organization
publishing date
type
Contribution to journal
publication status
published
subject
keywords
Female limited polymorphism, Ischnura elegans, Frequency-dependent mate, choice, Learned preference, Naive males, Female polyandry
in
BMC Evolutionary Biology
volume
13
publisher
BioMed Central
external identifiers
  • wos:000320726900001
  • scopus:84878517581
ISSN
1471-2148
DOI
10.1186/1471-2148-13-116
project
Colour genes in dragonflies
language
English
LU publication?
yes
id
6e17cf84-5b82-405a-9122-26176e87c59e (old id 3979801)
date added to LUP
2013-09-06 12:16:30
date last changed
2019-06-26 02:21:11
@article{6e17cf84-5b82-405a-9122-26176e87c59e,
  abstract     = {Background: Sexual conflict over mating rates may favour the origin and maintenance of phenotypes with contrasting reproductive strategies. The damselfly Ischnura elegans is characterised by a female colour polymorphism that consists of one androchrome and two gynochrome female morphs. Previous studies have shown that the polymorphism is genetic and to a high extent maintained by negative frequency-dependent mating success that varies temporally and spatially. However, the role of learning in male mating preferences has received little attention. We used molecular markers to investigate differences in polyandry between female morphs. In addition, we experimentally investigated innate male mating preferences and experience-dependent shifts in male mating preferences for female morphs. Results: Field and molecular data show that androchrome females were less polyandrous than gynochrome females. Interestingly, we found that naive males showed significantly higher sexual preferences to androchrome than to gynochrome females in experimental trials. In contrast, experienced males showed no preference for androchrome females. Conclusions: The ontogenetic change in male mate preferences occurs most likely because of learned mate recognition after experience with females, which in this case does not result in a preference for one of the morphs, but rather in the loss of an innate preference for androchrome females.},
  articleno    = {116},
  author       = {Sanchez Guillen, Rosa and Hammers, Martijn and Hansson, Bengt and Van Gossum, Hans and Cordero-Rivera, Adolfo and Galicia Mendoza, Dalia Ivette and Wellenreuther, Maren},
  issn         = {1471-2148},
  keyword      = {Female limited polymorphism,Ischnura elegans,Frequency-dependent mate,choice,Learned preference,Naive males,Female polyandry},
  language     = {eng},
  publisher    = {BioMed Central},

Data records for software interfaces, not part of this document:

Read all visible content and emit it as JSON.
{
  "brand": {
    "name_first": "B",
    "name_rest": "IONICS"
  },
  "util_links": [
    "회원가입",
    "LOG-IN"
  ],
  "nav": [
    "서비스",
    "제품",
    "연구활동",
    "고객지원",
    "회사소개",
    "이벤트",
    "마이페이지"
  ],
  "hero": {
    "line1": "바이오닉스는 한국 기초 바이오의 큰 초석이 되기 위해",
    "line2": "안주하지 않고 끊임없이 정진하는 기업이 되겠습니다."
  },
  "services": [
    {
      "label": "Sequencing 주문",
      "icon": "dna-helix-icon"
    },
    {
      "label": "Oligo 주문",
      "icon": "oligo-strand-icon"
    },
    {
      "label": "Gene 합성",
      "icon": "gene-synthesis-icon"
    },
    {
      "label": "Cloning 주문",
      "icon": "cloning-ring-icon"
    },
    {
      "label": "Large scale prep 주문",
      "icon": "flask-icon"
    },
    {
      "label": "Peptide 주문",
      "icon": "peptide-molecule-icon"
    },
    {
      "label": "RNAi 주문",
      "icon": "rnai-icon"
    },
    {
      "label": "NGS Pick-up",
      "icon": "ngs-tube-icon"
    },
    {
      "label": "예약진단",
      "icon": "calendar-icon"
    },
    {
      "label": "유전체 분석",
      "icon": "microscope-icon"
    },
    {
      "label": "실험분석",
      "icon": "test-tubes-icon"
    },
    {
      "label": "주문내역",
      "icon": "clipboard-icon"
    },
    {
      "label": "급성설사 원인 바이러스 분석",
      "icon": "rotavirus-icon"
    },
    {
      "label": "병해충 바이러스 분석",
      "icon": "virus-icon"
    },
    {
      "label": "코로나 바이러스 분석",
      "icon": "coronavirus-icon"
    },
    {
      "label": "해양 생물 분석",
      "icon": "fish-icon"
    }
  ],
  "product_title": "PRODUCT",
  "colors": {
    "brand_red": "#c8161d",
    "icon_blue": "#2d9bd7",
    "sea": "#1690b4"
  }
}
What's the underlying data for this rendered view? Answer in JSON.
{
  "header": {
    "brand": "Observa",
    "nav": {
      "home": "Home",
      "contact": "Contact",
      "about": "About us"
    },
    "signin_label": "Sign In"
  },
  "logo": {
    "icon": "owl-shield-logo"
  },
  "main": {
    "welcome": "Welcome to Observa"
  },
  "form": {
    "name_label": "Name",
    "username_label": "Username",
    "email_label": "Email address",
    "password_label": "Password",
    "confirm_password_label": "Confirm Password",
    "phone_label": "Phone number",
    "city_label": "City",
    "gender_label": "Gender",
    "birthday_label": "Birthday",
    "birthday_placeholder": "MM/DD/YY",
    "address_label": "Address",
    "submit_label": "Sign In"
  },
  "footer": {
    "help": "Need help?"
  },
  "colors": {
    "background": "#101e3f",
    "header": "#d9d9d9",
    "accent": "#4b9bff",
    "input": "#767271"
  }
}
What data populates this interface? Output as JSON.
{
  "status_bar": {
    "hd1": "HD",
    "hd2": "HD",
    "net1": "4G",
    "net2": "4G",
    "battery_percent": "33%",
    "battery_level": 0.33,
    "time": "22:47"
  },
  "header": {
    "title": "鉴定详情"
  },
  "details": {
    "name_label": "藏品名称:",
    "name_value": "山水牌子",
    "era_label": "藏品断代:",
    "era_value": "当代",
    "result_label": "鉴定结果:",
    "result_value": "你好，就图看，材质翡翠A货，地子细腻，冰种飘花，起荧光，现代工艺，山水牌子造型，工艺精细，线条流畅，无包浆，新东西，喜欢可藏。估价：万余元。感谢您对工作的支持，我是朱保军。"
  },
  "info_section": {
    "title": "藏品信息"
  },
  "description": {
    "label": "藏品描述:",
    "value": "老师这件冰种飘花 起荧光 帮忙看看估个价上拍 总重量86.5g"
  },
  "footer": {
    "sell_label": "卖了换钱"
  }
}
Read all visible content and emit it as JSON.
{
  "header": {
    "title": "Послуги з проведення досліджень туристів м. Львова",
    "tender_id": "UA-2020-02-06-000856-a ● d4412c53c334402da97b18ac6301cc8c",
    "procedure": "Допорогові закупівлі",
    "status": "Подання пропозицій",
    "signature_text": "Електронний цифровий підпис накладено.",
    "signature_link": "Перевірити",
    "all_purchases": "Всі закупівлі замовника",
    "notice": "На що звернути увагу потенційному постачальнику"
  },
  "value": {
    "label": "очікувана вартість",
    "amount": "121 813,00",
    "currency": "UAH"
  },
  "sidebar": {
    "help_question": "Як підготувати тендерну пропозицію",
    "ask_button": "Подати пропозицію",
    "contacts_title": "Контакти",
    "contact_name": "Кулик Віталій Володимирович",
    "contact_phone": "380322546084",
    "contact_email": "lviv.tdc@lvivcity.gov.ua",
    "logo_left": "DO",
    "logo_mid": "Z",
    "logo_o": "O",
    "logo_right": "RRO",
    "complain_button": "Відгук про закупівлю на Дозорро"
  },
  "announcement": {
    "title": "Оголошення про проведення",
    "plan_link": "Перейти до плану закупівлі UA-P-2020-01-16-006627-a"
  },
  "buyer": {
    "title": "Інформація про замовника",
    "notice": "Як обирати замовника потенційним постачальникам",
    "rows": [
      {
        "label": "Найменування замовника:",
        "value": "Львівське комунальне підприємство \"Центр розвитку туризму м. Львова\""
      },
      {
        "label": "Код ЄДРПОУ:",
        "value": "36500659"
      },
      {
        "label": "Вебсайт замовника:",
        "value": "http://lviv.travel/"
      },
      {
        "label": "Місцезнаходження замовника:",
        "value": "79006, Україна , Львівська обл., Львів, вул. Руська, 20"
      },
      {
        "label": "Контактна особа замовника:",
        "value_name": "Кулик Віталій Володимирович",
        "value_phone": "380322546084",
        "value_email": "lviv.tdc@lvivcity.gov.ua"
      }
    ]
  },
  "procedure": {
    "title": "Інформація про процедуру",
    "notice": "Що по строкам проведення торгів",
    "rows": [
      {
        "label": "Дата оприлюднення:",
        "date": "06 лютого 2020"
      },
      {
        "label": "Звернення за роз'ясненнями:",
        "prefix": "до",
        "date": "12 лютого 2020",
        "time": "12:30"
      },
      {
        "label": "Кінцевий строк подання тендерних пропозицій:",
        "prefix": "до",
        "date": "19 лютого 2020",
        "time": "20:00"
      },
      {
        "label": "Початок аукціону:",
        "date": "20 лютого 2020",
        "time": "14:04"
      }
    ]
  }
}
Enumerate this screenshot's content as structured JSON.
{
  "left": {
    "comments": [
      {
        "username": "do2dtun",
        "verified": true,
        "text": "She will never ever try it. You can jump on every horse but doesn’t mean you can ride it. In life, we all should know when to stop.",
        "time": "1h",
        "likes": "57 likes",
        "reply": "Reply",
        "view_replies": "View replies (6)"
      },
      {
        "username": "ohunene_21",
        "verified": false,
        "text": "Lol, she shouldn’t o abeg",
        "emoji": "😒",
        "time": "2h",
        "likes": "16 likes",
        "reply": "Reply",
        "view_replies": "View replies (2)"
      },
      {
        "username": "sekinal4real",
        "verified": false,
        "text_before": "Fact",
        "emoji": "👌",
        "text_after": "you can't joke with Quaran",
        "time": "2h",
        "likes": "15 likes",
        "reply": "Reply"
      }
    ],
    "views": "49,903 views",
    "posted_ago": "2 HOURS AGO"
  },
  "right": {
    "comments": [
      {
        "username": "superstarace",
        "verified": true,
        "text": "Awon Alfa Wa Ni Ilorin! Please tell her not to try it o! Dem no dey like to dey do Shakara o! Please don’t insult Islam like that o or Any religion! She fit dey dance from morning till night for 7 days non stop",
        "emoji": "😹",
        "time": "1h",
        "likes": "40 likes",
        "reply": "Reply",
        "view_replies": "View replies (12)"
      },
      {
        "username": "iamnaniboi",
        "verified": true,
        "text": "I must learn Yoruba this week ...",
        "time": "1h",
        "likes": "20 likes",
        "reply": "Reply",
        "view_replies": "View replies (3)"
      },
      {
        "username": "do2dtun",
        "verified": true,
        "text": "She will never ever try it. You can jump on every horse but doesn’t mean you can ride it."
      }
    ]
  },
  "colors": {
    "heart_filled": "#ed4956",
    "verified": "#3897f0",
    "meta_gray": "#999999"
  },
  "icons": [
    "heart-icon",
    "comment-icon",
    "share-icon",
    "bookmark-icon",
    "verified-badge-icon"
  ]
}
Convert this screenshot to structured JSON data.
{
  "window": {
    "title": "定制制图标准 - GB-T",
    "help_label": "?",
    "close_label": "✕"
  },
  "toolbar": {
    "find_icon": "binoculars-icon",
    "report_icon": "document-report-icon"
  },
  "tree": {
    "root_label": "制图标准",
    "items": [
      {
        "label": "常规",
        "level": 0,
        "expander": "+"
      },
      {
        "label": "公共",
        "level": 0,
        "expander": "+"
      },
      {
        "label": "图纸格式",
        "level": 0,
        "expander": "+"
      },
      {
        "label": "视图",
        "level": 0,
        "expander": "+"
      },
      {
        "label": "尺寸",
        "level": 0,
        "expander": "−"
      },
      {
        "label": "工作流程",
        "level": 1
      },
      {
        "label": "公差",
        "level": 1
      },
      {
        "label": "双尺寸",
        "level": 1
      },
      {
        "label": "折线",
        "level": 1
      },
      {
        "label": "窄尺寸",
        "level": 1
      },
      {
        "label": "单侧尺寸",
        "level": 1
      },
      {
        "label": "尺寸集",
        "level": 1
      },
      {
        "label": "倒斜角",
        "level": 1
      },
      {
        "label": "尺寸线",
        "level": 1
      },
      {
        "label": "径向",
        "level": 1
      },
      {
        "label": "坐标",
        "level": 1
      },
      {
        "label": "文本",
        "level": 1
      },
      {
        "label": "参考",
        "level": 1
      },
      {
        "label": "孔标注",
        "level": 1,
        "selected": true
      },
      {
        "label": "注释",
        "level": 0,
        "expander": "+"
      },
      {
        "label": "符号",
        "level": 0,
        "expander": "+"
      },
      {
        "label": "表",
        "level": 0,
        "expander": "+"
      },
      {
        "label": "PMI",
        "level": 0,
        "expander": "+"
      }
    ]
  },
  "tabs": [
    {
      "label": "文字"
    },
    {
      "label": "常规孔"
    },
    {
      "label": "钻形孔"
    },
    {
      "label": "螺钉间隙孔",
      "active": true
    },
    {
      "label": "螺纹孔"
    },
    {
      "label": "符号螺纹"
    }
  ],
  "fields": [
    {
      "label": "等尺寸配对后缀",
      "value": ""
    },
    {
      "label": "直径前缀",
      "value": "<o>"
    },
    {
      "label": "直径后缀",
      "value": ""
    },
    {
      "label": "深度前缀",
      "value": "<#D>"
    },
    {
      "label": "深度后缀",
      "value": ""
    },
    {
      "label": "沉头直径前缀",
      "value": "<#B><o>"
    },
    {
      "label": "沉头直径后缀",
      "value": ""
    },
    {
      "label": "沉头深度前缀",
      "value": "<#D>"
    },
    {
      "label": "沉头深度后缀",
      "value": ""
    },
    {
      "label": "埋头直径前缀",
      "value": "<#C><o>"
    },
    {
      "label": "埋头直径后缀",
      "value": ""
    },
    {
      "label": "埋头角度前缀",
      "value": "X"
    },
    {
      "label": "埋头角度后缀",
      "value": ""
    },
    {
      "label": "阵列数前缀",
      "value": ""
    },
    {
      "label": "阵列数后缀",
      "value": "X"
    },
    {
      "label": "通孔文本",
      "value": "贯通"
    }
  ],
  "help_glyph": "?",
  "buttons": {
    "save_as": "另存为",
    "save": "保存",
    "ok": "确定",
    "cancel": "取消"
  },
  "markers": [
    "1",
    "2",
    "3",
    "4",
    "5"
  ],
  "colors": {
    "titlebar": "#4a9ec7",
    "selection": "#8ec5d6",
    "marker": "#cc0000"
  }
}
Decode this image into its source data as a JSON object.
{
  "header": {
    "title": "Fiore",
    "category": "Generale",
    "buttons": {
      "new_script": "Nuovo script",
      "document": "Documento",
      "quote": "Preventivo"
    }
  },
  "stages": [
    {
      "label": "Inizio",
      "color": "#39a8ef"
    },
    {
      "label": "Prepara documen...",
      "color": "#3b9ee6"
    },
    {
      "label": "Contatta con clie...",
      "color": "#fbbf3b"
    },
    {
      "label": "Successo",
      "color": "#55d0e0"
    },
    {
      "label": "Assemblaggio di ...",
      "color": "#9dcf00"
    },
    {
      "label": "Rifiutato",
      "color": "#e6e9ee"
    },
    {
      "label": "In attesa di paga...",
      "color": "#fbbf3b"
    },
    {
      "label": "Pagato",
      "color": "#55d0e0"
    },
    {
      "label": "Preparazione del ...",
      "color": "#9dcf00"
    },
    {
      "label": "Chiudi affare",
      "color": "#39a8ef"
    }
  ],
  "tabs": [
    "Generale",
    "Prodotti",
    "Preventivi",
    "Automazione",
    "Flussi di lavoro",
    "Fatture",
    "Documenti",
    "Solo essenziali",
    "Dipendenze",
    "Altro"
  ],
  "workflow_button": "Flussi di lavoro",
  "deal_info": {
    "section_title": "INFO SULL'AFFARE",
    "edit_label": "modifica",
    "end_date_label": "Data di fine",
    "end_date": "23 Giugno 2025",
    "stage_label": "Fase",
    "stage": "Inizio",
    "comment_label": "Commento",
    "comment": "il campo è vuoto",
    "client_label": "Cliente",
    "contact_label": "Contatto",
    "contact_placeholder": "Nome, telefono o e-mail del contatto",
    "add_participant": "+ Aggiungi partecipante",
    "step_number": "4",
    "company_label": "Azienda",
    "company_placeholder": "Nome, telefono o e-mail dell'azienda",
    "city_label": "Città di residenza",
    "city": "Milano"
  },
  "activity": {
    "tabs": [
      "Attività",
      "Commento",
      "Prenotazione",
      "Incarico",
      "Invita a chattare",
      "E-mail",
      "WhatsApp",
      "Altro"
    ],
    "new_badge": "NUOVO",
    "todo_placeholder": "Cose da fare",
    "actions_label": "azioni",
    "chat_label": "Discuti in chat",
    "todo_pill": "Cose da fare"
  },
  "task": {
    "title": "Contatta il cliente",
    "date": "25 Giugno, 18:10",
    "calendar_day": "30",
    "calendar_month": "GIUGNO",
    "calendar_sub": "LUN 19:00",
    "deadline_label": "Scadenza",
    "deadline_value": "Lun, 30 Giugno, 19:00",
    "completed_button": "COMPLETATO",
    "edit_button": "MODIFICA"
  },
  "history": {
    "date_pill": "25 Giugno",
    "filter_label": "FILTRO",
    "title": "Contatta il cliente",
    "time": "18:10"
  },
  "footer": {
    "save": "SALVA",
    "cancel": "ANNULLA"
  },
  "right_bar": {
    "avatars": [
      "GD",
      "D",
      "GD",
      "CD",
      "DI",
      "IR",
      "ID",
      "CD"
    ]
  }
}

  series       = {BMC Evolutionary Biology},
  title        = {Ontogenetic shifts in male mating preference and morph-specific polyandry in a female colour polymorphic insect},
  url          = {http://dx.doi.org/10.1186/1471-2148-13-116},
  volume       = {13},
  year         = {2013},
}